TASK BRIEF:
In this material, which lines include the string "title"? Show them.

"""

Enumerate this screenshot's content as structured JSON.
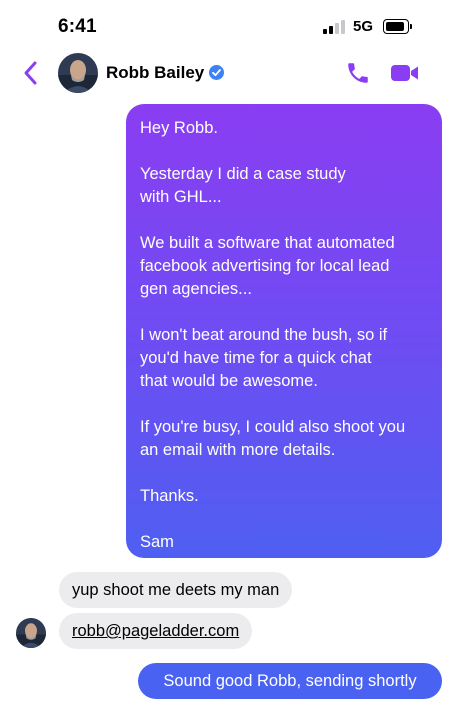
{
  "status_bar": {
    "time": "6:41",
    "network": "5G",
    "icons": [
      "signal-icon",
      "battery-icon"
    ]
  },
  "header": {
    "contact_name": "Robb Bailey",
    "icons": [
      "back-chevron-icon",
      "verified-badge-icon",
      "phone-icon",
      "video-camera-icon"
    ]
  },
  "messages": {
    "outgoing_long": [
      "Hey Robb.",
      "Yesterday I did a case study\nwith GHL...",
      "We built a software that automated\nfacebook advertising for local lead\ngen agencies...",
      "I won't beat around the bush, so if\nyou'd have time for a quick chat\nthat would be awesome.",
      "If you're busy, I could also shoot you\nan email with more details.",
      "Thanks.",
      "Sam"
    ],
    "incoming_1": "yup shoot me deets my man",
    "incoming_2": "robb@pageladder.com",
    "outgoing_short": "Sound good Robb, sending shortly"
  },
  "colors": {
    "accent": "#8a3df2",
    "bubble_gradient_top": "#8a3df2",
    "bubble_gradient_bottom": "#4f5ff2",
    "incoming_bubble": "#ececee",
    "verified_blue": "#3b82f6"
  }
}
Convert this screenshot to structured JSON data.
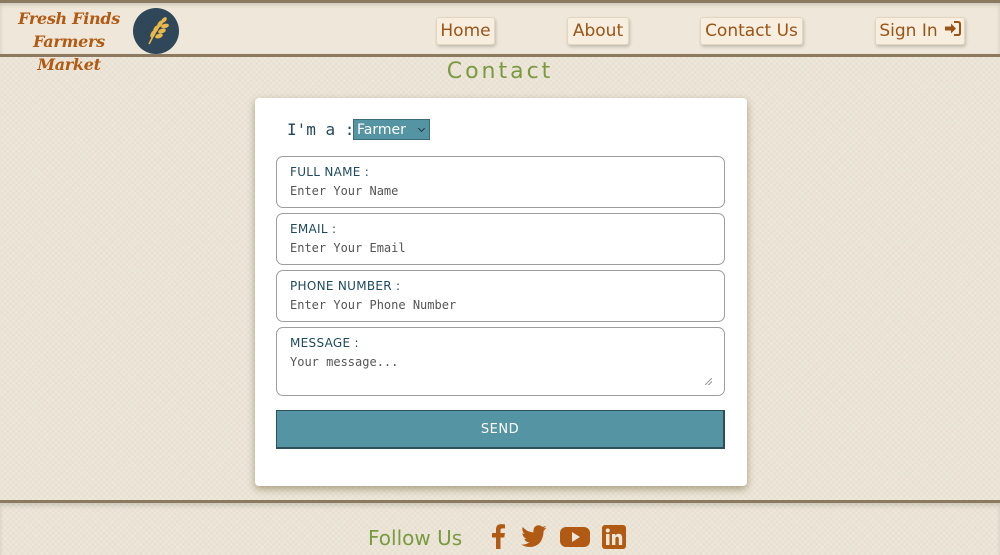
{
  "brand": {
    "line1": "Fresh Finds",
    "line2": "Farmers Market",
    "logo_icon": "wheat-icon"
  },
  "nav": {
    "items": [
      {
        "label": "Home"
      },
      {
        "label": "About"
      },
      {
        "label": "Contact Us"
      },
      {
        "label": "Sign In",
        "icon": "sign-in-icon"
      }
    ]
  },
  "page": {
    "title": "Contact"
  },
  "form": {
    "role_label": "I'm a :",
    "role_selected": "Farmer",
    "fields": [
      {
        "label": "FULL NAME :",
        "placeholder": "Enter Your Name"
      },
      {
        "label": "EMAIL :",
        "placeholder": "Enter Your Email"
      },
      {
        "label": "PHONE NUMBER :",
        "placeholder": "Enter Your Phone Number"
      },
      {
        "label": "MESSAGE :",
        "placeholder": "Your message..."
      }
    ],
    "submit_label": "SEND"
  },
  "footer": {
    "follow_label": "Follow Us",
    "social": [
      "facebook-icon",
      "twitter-icon",
      "youtube-icon",
      "linkedin-icon"
    ]
  },
  "colors": {
    "brand": "#b05a14",
    "accent_green": "#7a9a42",
    "teal": "#5594a3",
    "navy": "#2f4758",
    "background": "#efe8da"
  }
}
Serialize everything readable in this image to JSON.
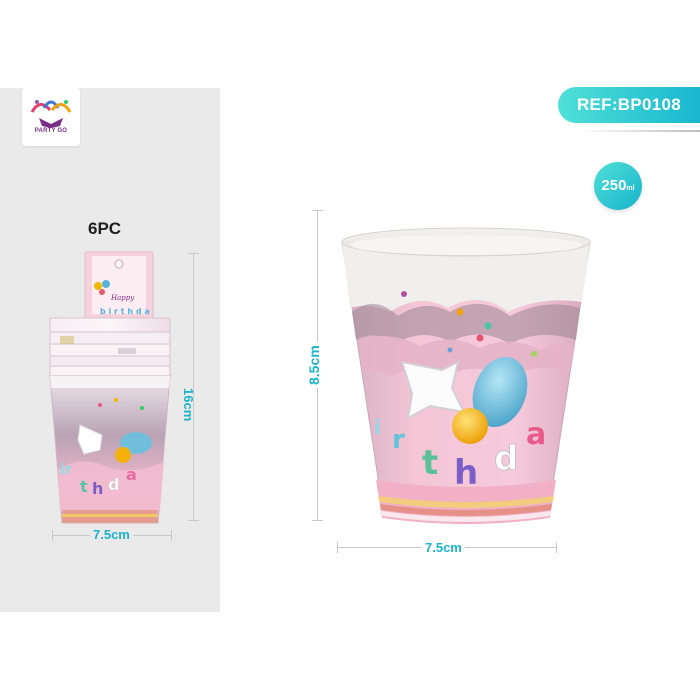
{
  "brand": {
    "logo_text": "PARTY GO"
  },
  "ref": {
    "label": "REF:BP0108"
  },
  "volume": {
    "value": "250",
    "unit": "ml"
  },
  "pack": {
    "count_label": "6PC",
    "header_card_text": "Happy"
  },
  "dimensions": {
    "pack_height": "16cm",
    "pack_width": "7.5cm",
    "cup_height": "8.5cm",
    "cup_width": "7.5cm"
  },
  "cup_print": {
    "letters": [
      "i",
      "r",
      "t",
      "h",
      "d",
      "a"
    ]
  },
  "colors": {
    "accent": "#1bb4cc",
    "badge_gradient_start": "#4fe0d6",
    "cup_pink": "#f0b3c6",
    "panel_bg": "#eaeaea"
  }
}
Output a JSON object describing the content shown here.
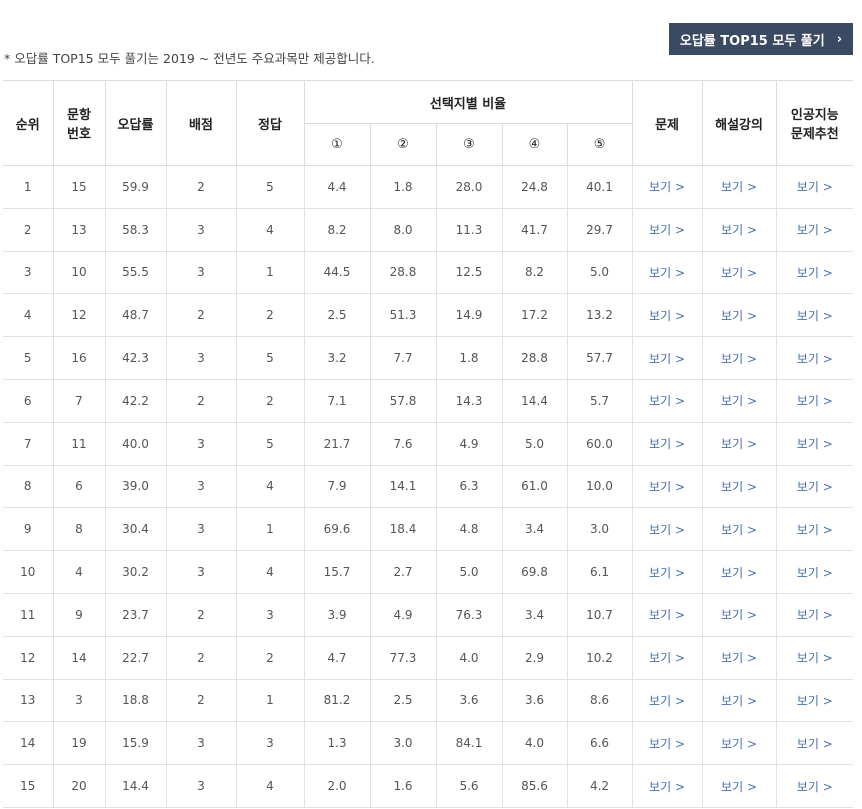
{
  "note": "* 오답률 TOP15 모두 풀기는 2019 ~ 전년도 주요과목만 제공합니다.",
  "solve_button": {
    "label": "오답률 TOP15 모두 풀기",
    "icon": "chevron-right-icon",
    "chev": "›"
  },
  "headers": {
    "rank": "순위",
    "qnum": "문항\n번호",
    "wrong_rate": "오답률",
    "points": "배점",
    "answer": "정답",
    "choice_ratio": "선택지별 비율",
    "choices": [
      "①",
      "②",
      "③",
      "④",
      "⑤"
    ],
    "problem": "문제",
    "lecture": "해설강의",
    "ai": "인공지능\n문제추천"
  },
  "link_label": "보기 >",
  "rows": [
    {
      "rank": "1",
      "qnum": "15",
      "rate": "59.9",
      "points": "2",
      "answer": "5",
      "c": [
        "4.4",
        "1.8",
        "28.0",
        "24.8",
        "40.1"
      ]
    },
    {
      "rank": "2",
      "qnum": "13",
      "rate": "58.3",
      "points": "3",
      "answer": "4",
      "c": [
        "8.2",
        "8.0",
        "11.3",
        "41.7",
        "29.7"
      ]
    },
    {
      "rank": "3",
      "qnum": "10",
      "rate": "55.5",
      "points": "3",
      "answer": "1",
      "c": [
        "44.5",
        "28.8",
        "12.5",
        "8.2",
        "5.0"
      ]
    },
    {
      "rank": "4",
      "qnum": "12",
      "rate": "48.7",
      "points": "2",
      "answer": "2",
      "c": [
        "2.5",
        "51.3",
        "14.9",
        "17.2",
        "13.2"
      ]
    },
    {
      "rank": "5",
      "qnum": "16",
      "rate": "42.3",
      "points": "3",
      "answer": "5",
      "c": [
        "3.2",
        "7.7",
        "1.8",
        "28.8",
        "57.7"
      ]
    },
    {
      "rank": "6",
      "qnum": "7",
      "rate": "42.2",
      "points": "2",
      "answer": "2",
      "c": [
        "7.1",
        "57.8",
        "14.3",
        "14.4",
        "5.7"
      ]
    },
    {
      "rank": "7",
      "qnum": "11",
      "rate": "40.0",
      "points": "3",
      "answer": "5",
      "c": [
        "21.7",
        "7.6",
        "4.9",
        "5.0",
        "60.0"
      ]
    },
    {
      "rank": "8",
      "qnum": "6",
      "rate": "39.0",
      "points": "3",
      "answer": "4",
      "c": [
        "7.9",
        "14.1",
        "6.3",
        "61.0",
        "10.0"
      ]
    },
    {
      "rank": "9",
      "qnum": "8",
      "rate": "30.4",
      "points": "3",
      "answer": "1",
      "c": [
        "69.6",
        "18.4",
        "4.8",
        "3.4",
        "3.0"
      ]
    },
    {
      "rank": "10",
      "qnum": "4",
      "rate": "30.2",
      "points": "3",
      "answer": "4",
      "c": [
        "15.7",
        "2.7",
        "5.0",
        "69.8",
        "6.1"
      ]
    },
    {
      "rank": "11",
      "qnum": "9",
      "rate": "23.7",
      "points": "2",
      "answer": "3",
      "c": [
        "3.9",
        "4.9",
        "76.3",
        "3.4",
        "10.7"
      ]
    },
    {
      "rank": "12",
      "qnum": "14",
      "rate": "22.7",
      "points": "2",
      "answer": "2",
      "c": [
        "4.7",
        "77.3",
        "4.0",
        "2.9",
        "10.2"
      ]
    },
    {
      "rank": "13",
      "qnum": "3",
      "rate": "18.8",
      "points": "2",
      "answer": "1",
      "c": [
        "81.2",
        "2.5",
        "3.6",
        "3.6",
        "8.6"
      ]
    },
    {
      "rank": "14",
      "qnum": "19",
      "rate": "15.9",
      "points": "3",
      "answer": "3",
      "c": [
        "1.3",
        "3.0",
        "84.1",
        "4.0",
        "6.6"
      ]
    },
    {
      "rank": "15",
      "qnum": "20",
      "rate": "14.4",
      "points": "3",
      "answer": "4",
      "c": [
        "2.0",
        "1.6",
        "5.6",
        "85.6",
        "4.2"
      ]
    }
  ]
}
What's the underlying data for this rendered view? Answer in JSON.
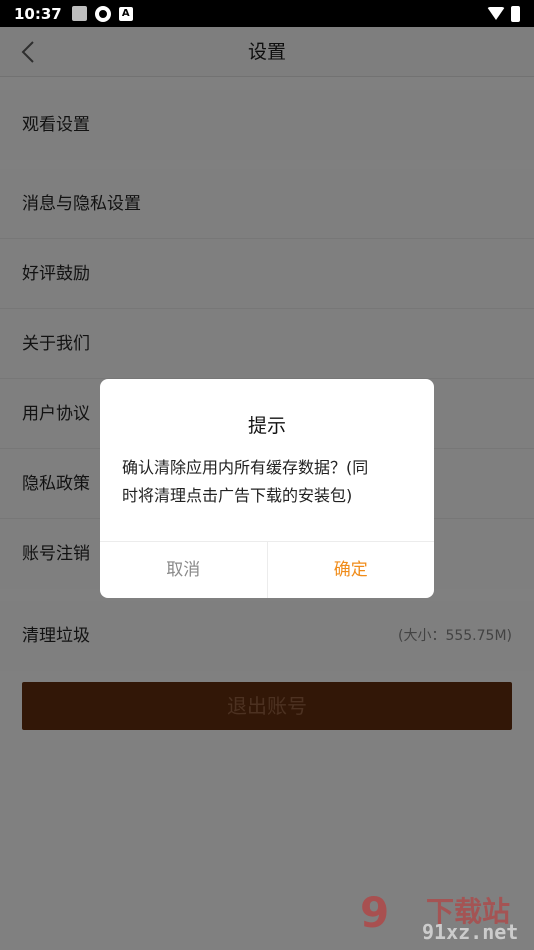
{
  "status_bar": {
    "time": "10:37",
    "icons": [
      "square-icon",
      "gear-icon",
      "a-icon",
      "wifi-icon",
      "battery-icon"
    ]
  },
  "nav": {
    "title": "设置",
    "back_icon": "chevron-left-icon"
  },
  "settings": {
    "watch": "观看设置",
    "items": [
      "消息与隐私设置",
      "好评鼓励",
      "关于我们",
      "用户协议",
      "隐私政策",
      "账号注销"
    ],
    "clear_cache": "清理垃圾",
    "cache_size": "(大小：555.75M)"
  },
  "logout_label": "退出账号",
  "dialog": {
    "title": "提示",
    "message_line1": "确认清除应用内所有缓存数据？(同",
    "message_line2": "时将清理点击广告下载的安装包)",
    "cancel_label": "取消",
    "ok_label": "确定"
  },
  "watermark": {
    "logo": "9",
    "top": "下载站",
    "bottom": "91xz.net"
  },
  "colors": {
    "accent": "#f08c1a",
    "logout_bg": "#5c2b0e"
  }
}
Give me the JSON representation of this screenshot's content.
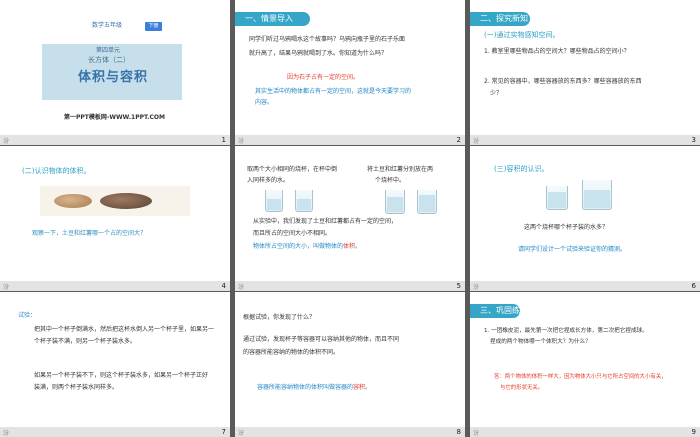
{
  "slides": [
    {
      "number": "1",
      "grade": "数学五年级",
      "term": "下册",
      "unit": "第四单元",
      "chapter": "长方体（二）",
      "title": "体积与容积",
      "site": "第一PPT模板网-WWW.1PPT.COM"
    },
    {
      "number": "2",
      "header": "一、情景导入",
      "para": [
        "同学们听过乌鸦喝水这个故事吗？乌鸦向瓶子里的石子乐面",
        "就升高了，结果乌鸦就喝到了水。你知道为什么吗？"
      ],
      "red": "因为石子占有一定的空间。",
      "blue": [
        "其实生活中的物体都占有一定的空间，这就是今天要学习的",
        "内容。"
      ]
    },
    {
      "number": "3",
      "header": "二、探究新知",
      "sub": "(一)通过实物感知空间。",
      "q1": "1. 教室里哪些物品占的空间大？哪些物品占的空间小？",
      "q2": [
        "2. 常见的容器中，哪些容器放的东西多？哪些容器放的东西",
        "少？"
      ]
    },
    {
      "number": "4",
      "sub": "(二)认识物体的体积。",
      "question": "观察一下，土豆和红薯哪一个占的空间大？"
    },
    {
      "number": "5",
      "top_left": [
        "取两个大小相同的烧杯，在杯中倒",
        "入同样多的水。"
      ],
      "top_right": [
        "将土豆和红薯分别放在两",
        "个烧杯中。"
      ],
      "mid": [
        "从实验中，我们发现了土豆和红薯都占有一定的空间，",
        "而且所占的空间大小不相同。"
      ],
      "conclusion_prefix": "物体所占空间的大小，叫做物体的",
      "conclusion_key": "体积",
      "conclusion_suffix": "。"
    },
    {
      "number": "6",
      "sub": "(三)容积的认识。",
      "question": "这两个烧杯哪个杯子装的水多？",
      "task": "请同学们设计一个试验来验证你的猜测。"
    },
    {
      "number": "7",
      "title": "试验：",
      "p1": [
        "把其中一个杯子倒满水，然后把这杯水倒入另一个杯子里，如果另一",
        "个杯子装不满，则另一个杯子装水多。"
      ],
      "p2": [
        "如果另一个杯子装不下，则这个杯子装水多，如果另一个杯子正好",
        "装满，则两个杯子装水同样多。"
      ]
    },
    {
      "number": "8",
      "q": "根据试验，你发现了什么？",
      "p": [
        "通过试验，发现杯子等容器可以容纳其他的物体，而且不同",
        "的容器所能容纳的物体的体积不同。"
      ],
      "conclusion_prefix": "容器所能容纳物体的体积叫做容器的",
      "conclusion_key": "容积",
      "conclusion_suffix": "。"
    },
    {
      "number": "9",
      "header": "三、巩固练习",
      "q": [
        "1. 一团橡皮泥，最先第一次把它捏成长方体，第二次把它捏成球。",
        "捏成的两个物体哪一个体积大？为什么？"
      ],
      "answer": [
        "答：两个物体的体积一样大，因为物体大小只与它所占空间的大小有关，",
        "与它的形状无关。"
      ]
    }
  ],
  "footer_label": "汾"
}
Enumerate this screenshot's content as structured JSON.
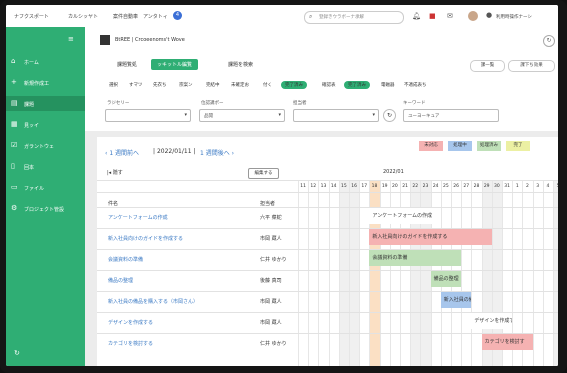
{
  "topbar": {
    "nav": [
      "ナフクスポート",
      "カルシッヤト",
      "案件自動車",
      "アンタトィ"
    ],
    "badge": "4",
    "search_placeholder": "登録きウラボーナ承解",
    "icons": [
      "search-icon",
      "bell-icon",
      "chat-icon",
      "alert-icon",
      "avatar",
      "grid-icon"
    ],
    "user": "利用時操作ナーシ"
  },
  "sidebar": {
    "items": [
      {
        "label": "ホーム",
        "icon": "home-icon"
      },
      {
        "label": "新規作成工",
        "icon": "plus-icon"
      },
      {
        "label": "課題",
        "icon": "list-icon"
      },
      {
        "label": "見ッイ",
        "icon": "table-icon"
      },
      {
        "label": "ガラントウェ",
        "icon": "check-icon"
      },
      {
        "label": "回本",
        "icon": "doc-icon"
      },
      {
        "label": "ファイル",
        "icon": "folder-icon"
      },
      {
        "label": "ブロジェクト管設",
        "icon": "gear-icon"
      }
    ]
  },
  "header": {
    "title": "BtREE | Crcoeenoms't Wove",
    "tabs": [
      "課題覧処",
      "ッキットル編覧",
      "課題を検索"
    ],
    "buttons": [
      "課一覧",
      "課下ち効果"
    ]
  },
  "filters": {
    "chips": [
      "選択",
      "すマツ",
      "先衣ち",
      "宗案ン",
      "完結中",
      "未確定お",
      "付く",
      "完了済み",
      "確認表",
      "完了済み",
      "電磁器",
      "不適成表ち"
    ],
    "labels": [
      "ラジセリー",
      "位認識ポー",
      "担当者",
      "キーワード"
    ],
    "values": [
      "",
      "品開",
      "",
      "ユーヨーキュア"
    ]
  },
  "gantt": {
    "legend": [
      {
        "label": "未対応",
        "color": "#f5b2b2"
      },
      {
        "label": "処理中",
        "color": "#a7c6ec"
      },
      {
        "label": "処理済み",
        "color": "#bfe0b8"
      },
      {
        "label": "完了",
        "color": "#ecf0a3"
      }
    ],
    "nav_prev": "1 週間前へ",
    "date": "2022/01/11",
    "nav_next": "1 週間後へ",
    "collapse": "隠す",
    "edit_button": "編集する",
    "month": "2022/01",
    "col_task": "件名",
    "col_owner": "担当者",
    "days": [
      "11",
      "12",
      "13",
      "14",
      "15",
      "16",
      "17",
      "18",
      "19",
      "20",
      "21",
      "22",
      "23",
      "24",
      "25",
      "26",
      "27",
      "28",
      "29",
      "30",
      "31",
      "1",
      "2",
      "3",
      "4",
      "5"
    ],
    "tasks": [
      {
        "name": "アンケートフォームの作成",
        "owner": "六平 菜蛇",
        "start": 7,
        "len": 7,
        "color": "#ffffff",
        "label": "アンケートフォームの作成"
      },
      {
        "name": "新入社員向けのガイドを作成する",
        "owner": "市岡 蔵人",
        "start": 7,
        "len": 12,
        "color": "#f5b2b2",
        "label": "新入社員向けのガイドを作成する"
      },
      {
        "name": "会議資料の準備",
        "owner": "仁井 ゆかり",
        "start": 7,
        "len": 9,
        "color": "#bfe0b8",
        "label": "会議資料の準備"
      },
      {
        "name": "備品の整理",
        "owner": "後藤 真司",
        "start": 13,
        "len": 3,
        "color": "#bfe0b8",
        "label": "備品の整理"
      },
      {
        "name": "新入社員の備品を購入する（市岡さん）",
        "owner": "市岡 蔵人",
        "start": 14,
        "len": 3,
        "color": "#a7c6ec",
        "label": "新入社員の備品を購入する（市岡さん）"
      },
      {
        "name": "デザインを作成する",
        "owner": "市岡 蔵人",
        "start": 17,
        "len": 4,
        "color": "#ffffff",
        "label": "デザインを作成する"
      },
      {
        "name": "カテゴリを検討する",
        "owner": "仁井 ゆかり",
        "start": 18,
        "len": 5,
        "color": "#f5b2b2",
        "label": "カテゴリを検討す"
      }
    ]
  }
}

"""

ANSWER:
    "title": "Contact"
    "title": "设置",
    "title": "提示",
      "title": "体积与容积",
      "title": "试验：",
    "title": "BtREE | Crcoeenoms't Wove",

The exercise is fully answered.